203 Apes

Notes and Queries, 26 April 1862.


It seems as if a good story could never die. The witty sayings of the earliest ages continually re-appear. They are altered in their outward clothing , adapted (as the phrase is) to new times and manners, but still the little germ, in which the vitality resides, shoots up through the darkness of many intervening ages, and re-appears as fresh as ever. A modern instance of this reproduction, although in a very minor degree, occurs in that amusing book, The Autobiography of Mrs. Piozzi, edited by Mr. Hayward (2 vols. 8vo, 1861). In a note upon Wraxall, in allusion to Lord Harry Powlett, afterwards Duke of Bolton, the alleged original of one of Smollett's characters, the lively author of The Three Warnings remarks: --

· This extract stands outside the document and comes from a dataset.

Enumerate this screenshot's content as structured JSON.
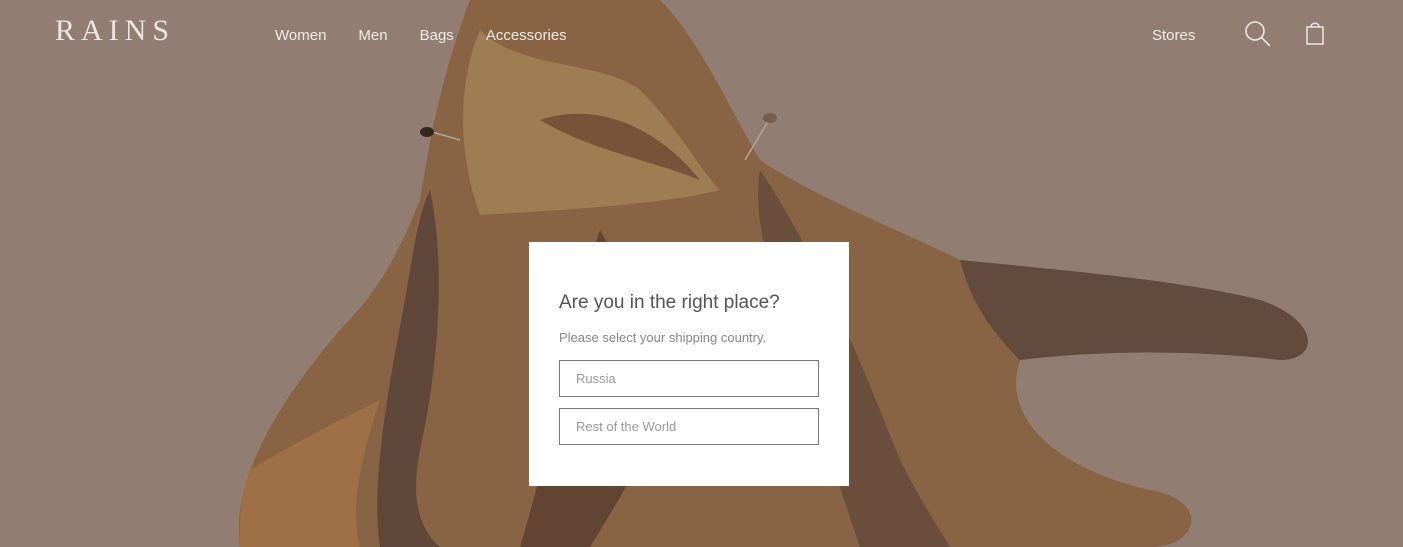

"I don't know whether this Lord Harry Powlett, or an uncle of his wearing the same name, was the person of whom my mother used to relate a ludicrous anecdote. Some lady with whom she had been well acquainted, and to whom his Lordship was observed to pay uncommon attentions, requested him to procure her a pair of small monkeys from East India -- I forget the kind. Lord Harry, happy to oblige her, wrote immediately; depending on the best services of a distant friend, whom he had essentially served. Writing a bad hand, however, and spelling what he wrote for with more haste than correctness, he charged the gentleman to send him over two monkeys; but the word being written too, and all the characters of one height, 100, what was Lord Harry Powlett's dismay, when, a letter came to hand with the news, that he would receive fifty monkeys by such a ship, and fifty more by the next conveyance, making up the hundred according to his Lordship's commands." -- ii.118.

Mrs. Salusbury, the lady who is reported to have told this story, died somewhere about 1775; and Lord Harry Powlett became Duke of Bolton in 1765. The story may, therefore, be approximatively assigned to about the middle of the eighteenth century.

I will now give you a version of this same story, which bears the date on the 19th January, 1635-6. On that day Sir Edmund Verney, Knight Marshal to Charles I., wrote to his son Ralph Verney, from London, as follows: --

"To requite your news of your fish, I will tell you as good a tale from hence, and as true. A merchant of London, that writ to a factor of his beyond sea, desired him by the next ship to send him '2 or 3 apes.' He forgot the 'r,' and then it was '203 apes.' His factor has sent him fourscore, and says he shall have the rest by the next ship, conceiving the merchant had sent for two hundred and three apes. If yourself or friends will buy any to breed on, you could never have had such choice as now. In earnest, this is very true." -- Verney Papers, p. 167.

Thus it is that our ancestors say our good things before us. Can any of your readers point out any other example of this story? I think I have seen it elsewhere, but I cannot recall the place to mind.

John Bruce

[Bruce modernized the spelling in Verney's letter. -- bc]